The Purple Hotel, located at the corner of Lincoln and Touhy Avenues, has a place in local lore. Its parking lot was where mobster Allen Dorfman died from an assassin's gunfire in 1983. The crime has never been solved. The Purple Hotel was built in 1960 by the Hyatt Corp. and was originally called the Lincolnwood Hyatt House. Well-known Chicago pianist, Myles Greene, who now performs at Tuscany's in Oak Brook, was the first performer to open in the hotel 40 years ago. After it was a Hyatt, it became a Radisson, and finally a Ramada. Since 2004, it has been independent, simply calling itself by the name locals have used for years: the "Purple Hotel." The name came about because of the building's distinctive purple facade, somewhat radical for earth-toned suburbia. In 2006, the Village sued the owners of the Purple Hotel because of health and safety code violations such as mold in guest rooms. In January 2007, it was announced the hotel was to be closed, with future plans unknown. In May 2007, Chicago-based Sertus Capital Partners, LLC entered into a conditional contract to purchase the hotel property, with plans to demolish the famed hotel and build residential and retail space. However, Sertus called off its proposed purchase of the Touhy Avenue property from the current owner Donald Bae in August 2007. The plans were scraped due to the high cost that owners asked for the property and problems with an extended lease of one of the tenants on the property.
Serial killer William Heirens lived in Lincolnwood in his childhood.
There were 4,482 households out of which 30.3% had children under the age of 18 living with them, 67.2% were married couples living together, 7.1% had a female householder with no husband present, and 23.1% were non-families. 21.3% of all households were made up of individuals and 16.2% had someone living alone who was 65 years of age or older. The average household size was 2.75 and the average family size was 3.22.

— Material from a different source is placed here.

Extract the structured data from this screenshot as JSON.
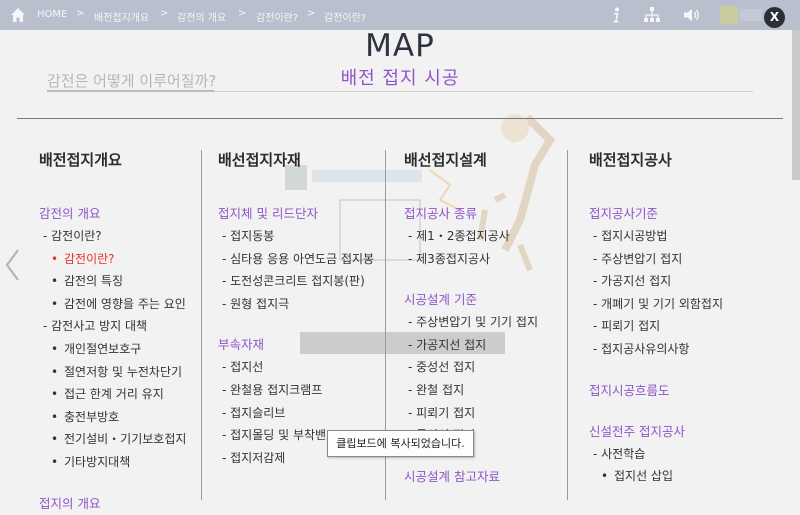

In the village the population was spread out with 22.9% under the age of 18, 6.6% from 18 to 24, 19.8% from 25 to 44, 26.7% from 45 to 64, and 23.9% who were 65 years of age or older. The median age was 45 years. For every 100 females there were 89.1 males. For every 100 females age 18 and over, there were 85.4 males.
The median income for a household in the village was $71,234, and the median income for a family was $83,687. Males had a median income of $52,708 versus $40,098 for females. The per capita income for the village was $35,911. About 1.9% of families and 2.9% of the population were below the poverty line, including 3.5% of those under age 18 and 3.3% of those age 65 or over.
The Lincolnwood Public Library, established in 1978, is located in the center of the Village at Pratt and Lincoln Avenues. It houses more than 58,000 books, periodicals, audiotapes, compact discs and DVDs. The Lincolnwood Library is a member of the North Suburban Library System, which enables residents access to library collections held at other libraries in the state. The library also holds children’s story hours, book reviews and English as a second Language classes.
In the early 1970s, Lincolnwood's Boys Baseball program produced two Big League World Series champions, (1970 and 1973), a fourth place finish in the Senior League World Series (1971), and a Big League World Series participant in 1974.
Saint Francis Hospital operates a health center in Lincolnwood. Its main hospital and medical center is about 2 1⁄2 miles and about 6 minutes east in Evanston. Other area hospitals that serve Lincolnwood are Rush North Shore Medical Center in Skokie and Swedish Covenant Hospital in Chicago. Resurrection Hospital and Evanston Hospital, a teaching hospital, are also minutes away and serve Lincolnwood.